:: TASK GOAL ::
Which lines in the records below contain the word "Enterprise"? Copy each of them.

*** Block opens ***

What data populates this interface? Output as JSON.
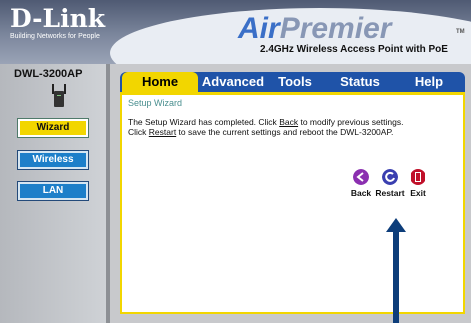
{
  "header": {
    "logo_text": "D-Link",
    "logo_tagline": "Building Networks for People",
    "brand_air": "Air",
    "brand_premier": "Premier",
    "brand_tm": "TM",
    "product_description": "2.4GHz Wireless Access Point with PoE"
  },
  "sidebar": {
    "model": "DWL-3200AP",
    "buttons": [
      {
        "label": "Wizard",
        "active": true
      },
      {
        "label": "Wireless",
        "active": false
      },
      {
        "label": "LAN",
        "active": false
      }
    ]
  },
  "tabs": {
    "home": "Home",
    "advanced": "Advanced",
    "tools": "Tools",
    "status": "Status",
    "help": "Help"
  },
  "content": {
    "section_title": "Setup Wizard",
    "line1_pre": "The Setup Wizard has completed. Click ",
    "line1_link": "Back",
    "line1_post": " to modify previous settings.",
    "line2_pre": "Click ",
    "line2_link": "Restart",
    "line2_post": " to save the current settings and reboot the DWL-3200AP."
  },
  "actions": {
    "back": "Back",
    "restart": "Restart",
    "exit": "Exit"
  },
  "colors": {
    "accent_yellow": "#f2d600",
    "tab_blue": "#1f53a8",
    "button_blue": "#1d7fc9",
    "annotation_arrow": "#0d3d7a"
  }
}
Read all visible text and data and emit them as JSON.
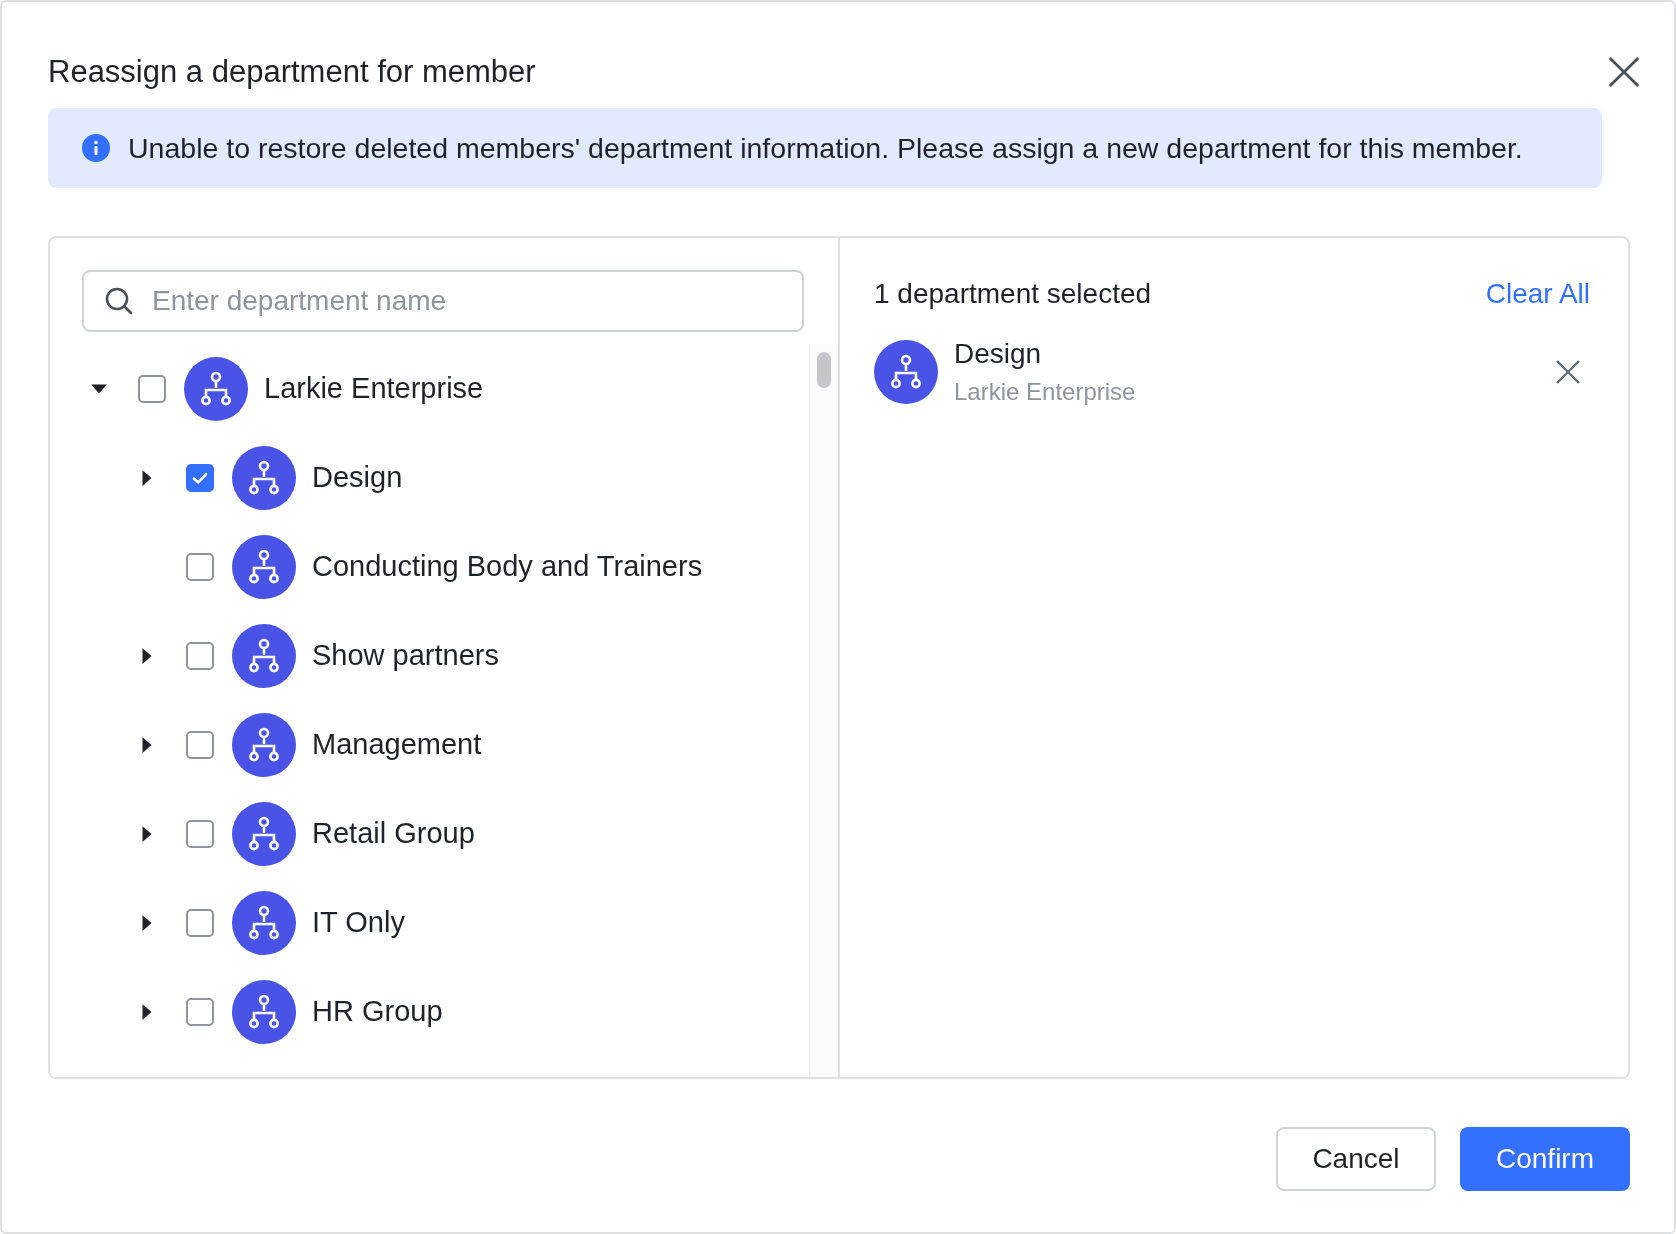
{
  "dialog": {
    "title": "Reassign a department for member"
  },
  "notice": {
    "text": "Unable to restore deleted members' department information. Please assign a new department for this member."
  },
  "search": {
    "placeholder": "Enter department name"
  },
  "tree": [
    {
      "label": "Larkie Enterprise",
      "expandable": true,
      "expanded": true,
      "checked": false,
      "children": [
        {
          "label": "Design",
          "expandable": true,
          "expanded": false,
          "checked": true
        },
        {
          "label": "Conducting Body and Trainers",
          "expandable": false,
          "checked": false
        },
        {
          "label": "Show partners",
          "expandable": true,
          "expanded": false,
          "checked": false
        },
        {
          "label": "Management",
          "expandable": true,
          "expanded": false,
          "checked": false
        },
        {
          "label": "Retail Group",
          "expandable": true,
          "expanded": false,
          "checked": false
        },
        {
          "label": "IT Only",
          "expandable": true,
          "expanded": false,
          "checked": false
        },
        {
          "label": "HR Group",
          "expandable": true,
          "expanded": false,
          "checked": false
        }
      ]
    }
  ],
  "selection": {
    "summary": "1 department selected",
    "clear_label": "Clear All",
    "items": [
      {
        "name": "Design",
        "parent": "Larkie Enterprise"
      }
    ]
  },
  "buttons": [
    {
      "label": "Cancel",
      "kind": "secondary"
    },
    {
      "label": "Confirm",
      "kind": "primary"
    }
  ]
}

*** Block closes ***

:: REPLY TO THE TASK ::
      "label": "Larkie Enterprise",
        "parent": "Larkie Enterprise"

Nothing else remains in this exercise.